An Ashland resident and Fairview High School graduate, Tussey returned to school to be able to do more for her daughter, and shes not stopping now. She plans to go back for her master test in cosmetology so that she can do more in the field. Im proof that its never too late to go for your dream, she said, and the future looks great.

While practicing important salon and people skills, students also learn that Cosmetology is more than style and color. Classroom topics include safety and sanitation, histology of the hair, skin, nails; muscles and nerves of the face and neck; elementary chemistry with emphasis on sterilization and antiseptics; and diseases of the skin, hair and glands.

Salon management is also covered in class, providing basic knowledge for students who might want to manage or own a salon in the future. Cosmetology offers tremendous potential for self-employment, Bradley said. Many students want to eventually open their own salons after they get experience working in the field.

The Cosmetology Program offers a cosmetologist diploma and cosmetologist certificate. Both provide the 1800 instructional hours required by the State Board, but the diploma program includes additional computer and general education courses. An apprentice cosmetology instructor certificate is also available.

Graduates who pass the State Board Apprentice Exam can complete a six-month apprenticeship and then take the State Board Master Exam to become licensed cosmetologists. Both tests are administered by the Kentucky Board of Hairdressers and Cosmetology.

Graduates can find job opportunities in salons, spas, wig salons and supply companies, beauty supply companies, beauty schools, funeral homes and nursing homes.

Cosmetology is a growth industry, Bradley said. Jobs are always available, the wages get better with experience, and graduates have the option of becoming self-employed.

This is a great program, and its very affordable, said student Asia Hatfield. When you compare your choices for cosmetology training, ACTC comes out ahead.

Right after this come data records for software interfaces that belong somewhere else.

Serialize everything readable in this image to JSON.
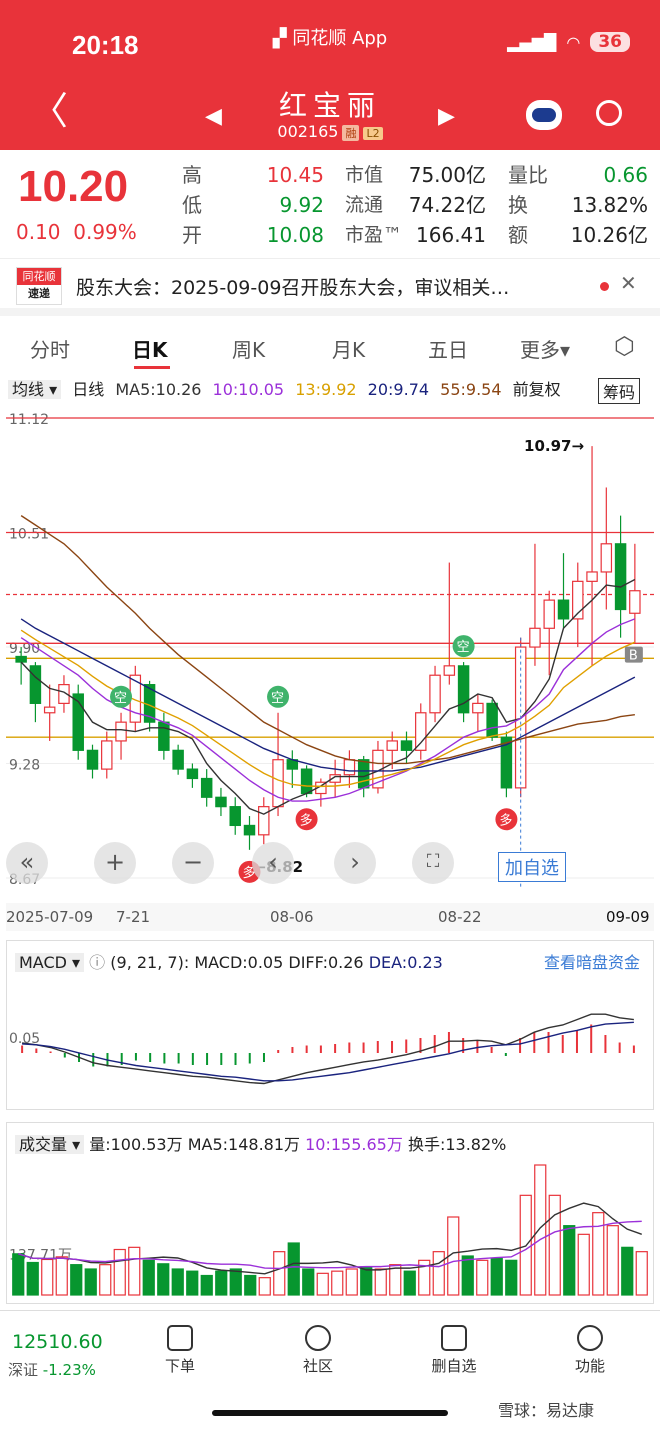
{
  "status_bar": {
    "time": "20:18",
    "app": "同花顺 App",
    "battery": "36"
  },
  "header": {
    "name": "红宝丽",
    "code": "002165",
    "tag_margin": "融",
    "tag_l2": "L2"
  },
  "quote": {
    "price": "10.20",
    "change": "0.10",
    "change_pct": "0.99%",
    "high_label": "高",
    "high": "10.45",
    "low_label": "低",
    "low": "9.92",
    "open_label": "开",
    "open": "10.08",
    "mcap_label": "市值",
    "mcap": "75.00亿",
    "float_label": "流通",
    "float": "74.22亿",
    "pe_label": "市盈™",
    "pe": "166.41",
    "vr_label": "量比",
    "vr": "0.66",
    "turn_label": "换",
    "turn": "13.82%",
    "amt_label": "额",
    "amt": "10.26亿"
  },
  "news": {
    "source1": "同花顺",
    "source2": "速递",
    "text": "股东大会：2025-09-09召开股东大会，审议相关…"
  },
  "tabs": [
    "分时",
    "日K",
    "周K",
    "月K",
    "五日",
    "更多▾"
  ],
  "active_tab": "日K",
  "kline_legend": {
    "type": "均线 ▾",
    "period": "日线",
    "ma5": "MA5:10.26",
    "ma10": "10:10.05",
    "ma13": "13:9.92",
    "ma20": "20:9.74",
    "ma55": "55:9.54",
    "adj": "前复权",
    "chip": "筹码"
  },
  "colors": {
    "up": "#e8333a",
    "down": "#07962f",
    "ma5": "#333333",
    "ma10": "#9b30d9",
    "ma13": "#e0a000",
    "ma20": "#1a237e",
    "ma55": "#8b4513"
  },
  "chart_data": [
    {
      "type": "candlestick",
      "title": "日K",
      "y_ticks": [
        "11.12",
        "10.51",
        "9.90",
        "9.28",
        "8.67"
      ],
      "x_labels": [
        "2025-07-09",
        "7-21",
        "08-06",
        "08-22",
        "09-09"
      ],
      "annotations": {
        "high_mark": "10.97→",
        "low_mark": "←8.82"
      },
      "candles": [
        [
          9.85,
          9.9,
          9.7,
          9.82
        ],
        [
          9.8,
          9.82,
          9.5,
          9.6
        ],
        [
          9.55,
          9.7,
          9.4,
          9.58
        ],
        [
          9.6,
          9.75,
          9.55,
          9.7
        ],
        [
          9.65,
          9.7,
          9.3,
          9.35
        ],
        [
          9.35,
          9.38,
          9.2,
          9.25
        ],
        [
          9.25,
          9.45,
          9.2,
          9.4
        ],
        [
          9.4,
          9.55,
          9.3,
          9.5
        ],
        [
          9.5,
          9.8,
          9.45,
          9.75
        ],
        [
          9.7,
          9.72,
          9.45,
          9.5
        ],
        [
          9.5,
          9.55,
          9.3,
          9.35
        ],
        [
          9.35,
          9.38,
          9.22,
          9.25
        ],
        [
          9.25,
          9.28,
          9.15,
          9.2
        ],
        [
          9.2,
          9.25,
          9.05,
          9.1
        ],
        [
          9.1,
          9.15,
          9.0,
          9.05
        ],
        [
          9.05,
          9.1,
          8.9,
          8.95
        ],
        [
          8.95,
          9.0,
          8.82,
          8.9
        ],
        [
          8.9,
          9.1,
          8.85,
          9.05
        ],
        [
          9.05,
          9.55,
          9.0,
          9.3
        ],
        [
          9.3,
          9.35,
          9.15,
          9.25
        ],
        [
          9.25,
          9.27,
          9.1,
          9.12
        ],
        [
          9.12,
          9.2,
          9.05,
          9.18
        ],
        [
          9.18,
          9.3,
          9.1,
          9.22
        ],
        [
          9.22,
          9.35,
          9.15,
          9.3
        ],
        [
          9.3,
          9.32,
          9.1,
          9.15
        ],
        [
          9.15,
          9.4,
          9.12,
          9.35
        ],
        [
          9.35,
          9.45,
          9.25,
          9.4
        ],
        [
          9.4,
          9.45,
          9.28,
          9.35
        ],
        [
          9.35,
          9.6,
          9.3,
          9.55
        ],
        [
          9.55,
          9.8,
          9.5,
          9.75
        ],
        [
          9.75,
          10.35,
          9.7,
          9.8
        ],
        [
          9.8,
          9.82,
          9.5,
          9.55
        ],
        [
          9.55,
          9.65,
          9.45,
          9.6
        ],
        [
          9.6,
          9.62,
          9.4,
          9.42
        ],
        [
          9.42,
          9.45,
          9.1,
          9.15
        ],
        [
          9.15,
          9.95,
          9.1,
          9.9
        ],
        [
          9.9,
          10.45,
          9.8,
          10.0
        ],
        [
          10.0,
          10.2,
          9.75,
          10.15
        ],
        [
          10.15,
          10.4,
          10.0,
          10.05
        ],
        [
          10.05,
          10.35,
          9.9,
          10.25
        ],
        [
          10.25,
          10.97,
          9.8,
          10.3
        ],
        [
          10.3,
          10.75,
          10.1,
          10.45
        ],
        [
          10.45,
          10.6,
          9.95,
          10.1
        ],
        [
          10.08,
          10.45,
          9.92,
          10.2
        ]
      ],
      "ma5": [
        9.82,
        9.74,
        9.68,
        9.66,
        9.61,
        9.5,
        9.46,
        9.46,
        9.45,
        9.47,
        9.47,
        9.45,
        9.41,
        9.28,
        9.19,
        9.12,
        9.04,
        9.01,
        9.05,
        9.09,
        9.12,
        9.16,
        9.21,
        9.21,
        9.21,
        9.24,
        9.28,
        9.31,
        9.39,
        9.48,
        9.57,
        9.6,
        9.65,
        9.63,
        9.5,
        9.52,
        9.61,
        9.73,
        10.0,
        10.08,
        10.15,
        10.23,
        10.22,
        10.26
      ],
      "ma10": [
        9.95,
        9.9,
        9.85,
        9.8,
        9.75,
        9.68,
        9.62,
        9.58,
        9.55,
        9.53,
        9.5,
        9.47,
        9.43,
        9.37,
        9.31,
        9.25,
        9.19,
        9.14,
        9.1,
        9.08,
        9.08,
        9.09,
        9.1,
        9.12,
        9.15,
        9.18,
        9.21,
        9.24,
        9.28,
        9.32,
        9.37,
        9.42,
        9.45,
        9.47,
        9.48,
        9.52,
        9.58,
        9.65,
        9.78,
        9.85,
        9.92,
        9.98,
        10.02,
        10.05
      ],
      "ma20": [
        10.05,
        10.0,
        9.96,
        9.92,
        9.88,
        9.84,
        9.8,
        9.76,
        9.72,
        9.68,
        9.64,
        9.6,
        9.56,
        9.52,
        9.48,
        9.44,
        9.4,
        9.36,
        9.33,
        9.3,
        9.28,
        9.26,
        9.25,
        9.24,
        9.24,
        9.24,
        9.24,
        9.25,
        9.26,
        9.28,
        9.3,
        9.32,
        9.34,
        9.36,
        9.38,
        9.42,
        9.46,
        9.5,
        9.54,
        9.58,
        9.62,
        9.66,
        9.7,
        9.74
      ],
      "ma55": [
        10.6,
        10.55,
        10.5,
        10.45,
        10.38,
        10.3,
        10.22,
        10.15,
        10.08,
        10.0,
        9.93,
        9.86,
        9.8,
        9.74,
        9.68,
        9.62,
        9.56,
        9.5,
        9.46,
        9.42,
        9.38,
        9.35,
        9.32,
        9.3,
        9.29,
        9.28,
        9.28,
        9.28,
        9.29,
        9.3,
        9.31,
        9.33,
        9.35,
        9.37,
        9.39,
        9.41,
        9.43,
        9.45,
        9.47,
        9.49,
        9.5,
        9.51,
        9.53,
        9.54
      ],
      "h_lines": [
        {
          "value": 11.12,
          "color": "#e8333a"
        },
        {
          "value": 10.51,
          "color": "#e8333a"
        },
        {
          "value": 10.18,
          "color": "#e8333a",
          "dashed": true
        },
        {
          "value": 9.92,
          "color": "#e8333a"
        },
        {
          "value": 9.84,
          "color": "#d8a000"
        },
        {
          "value": 9.42,
          "color": "#d8a000"
        }
      ]
    },
    {
      "type": "bar",
      "title": "MACD",
      "legend": {
        "name": "MACD ▾",
        "params": "(9, 21, 7):",
        "macd": "MACD:0.05",
        "diff": "DIFF:0.26",
        "dea": "DEA:0.23",
        "link": "查看暗盘资金"
      },
      "y_tick": "0.05",
      "hist": [
        0.05,
        0.03,
        0.01,
        -0.03,
        -0.06,
        -0.09,
        -0.09,
        -0.08,
        -0.05,
        -0.06,
        -0.07,
        -0.07,
        -0.08,
        -0.08,
        -0.08,
        -0.08,
        -0.07,
        -0.06,
        0.02,
        0.04,
        0.05,
        0.05,
        0.06,
        0.07,
        0.07,
        0.08,
        0.08,
        0.09,
        0.1,
        0.12,
        0.14,
        0.1,
        0.08,
        0.04,
        -0.02,
        0.1,
        0.14,
        0.14,
        0.12,
        0.15,
        0.19,
        0.12,
        0.07,
        0.05
      ],
      "diff": [
        0.0,
        -0.02,
        -0.05,
        -0.1,
        -0.16,
        -0.22,
        -0.25,
        -0.27,
        -0.29,
        -0.31,
        -0.33,
        -0.35,
        -0.37,
        -0.38,
        -0.4,
        -0.42,
        -0.44,
        -0.45,
        -0.41,
        -0.37,
        -0.33,
        -0.3,
        -0.27,
        -0.24,
        -0.21,
        -0.19,
        -0.16,
        -0.13,
        -0.09,
        -0.04,
        0.02,
        0.02,
        0.03,
        0.02,
        -0.02,
        0.04,
        0.12,
        0.17,
        0.2,
        0.26,
        0.32,
        0.32,
        0.28,
        0.26
      ],
      "dea": [
        -0.01,
        -0.02,
        -0.04,
        -0.07,
        -0.11,
        -0.15,
        -0.19,
        -0.22,
        -0.25,
        -0.27,
        -0.29,
        -0.31,
        -0.33,
        -0.35,
        -0.37,
        -0.38,
        -0.4,
        -0.42,
        -0.42,
        -0.41,
        -0.39,
        -0.37,
        -0.35,
        -0.33,
        -0.3,
        -0.27,
        -0.24,
        -0.21,
        -0.18,
        -0.15,
        -0.12,
        -0.08,
        -0.05,
        -0.03,
        -0.02,
        -0.01,
        0.03,
        0.07,
        0.11,
        0.14,
        0.18,
        0.21,
        0.22,
        0.23
      ]
    },
    {
      "type": "bar",
      "title": "成交量",
      "legend": {
        "name": "成交量 ▾",
        "vol": "量:100.53万",
        "ma5": "MA5:148.81万",
        "ma10": "10:155.65万",
        "turn": "换手:13.82%"
      },
      "y_tick": "137.71万",
      "volumes": [
        95,
        75,
        82,
        88,
        70,
        60,
        70,
        105,
        110,
        80,
        72,
        60,
        55,
        45,
        55,
        60,
        45,
        40,
        100,
        120,
        60,
        50,
        55,
        60,
        65,
        60,
        70,
        55,
        80,
        100,
        180,
        90,
        80,
        85,
        80,
        230,
        300,
        230,
        160,
        140,
        190,
        160,
        110,
        100
      ]
    }
  ],
  "overlay": {
    "add_watch": "加自选",
    "tag_kong": "空",
    "tag_duo": "多",
    "tag_b": "B"
  },
  "bottom": {
    "index": "12510.60",
    "market": "深证",
    "pct": "-1.23%",
    "items": [
      "下单",
      "社区",
      "删自选",
      "功能"
    ],
    "watermark": "雪球：易达康"
  }
}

For more information about the Cosmetology Program, contact Belinda Bradley at 606-326-2460 or email: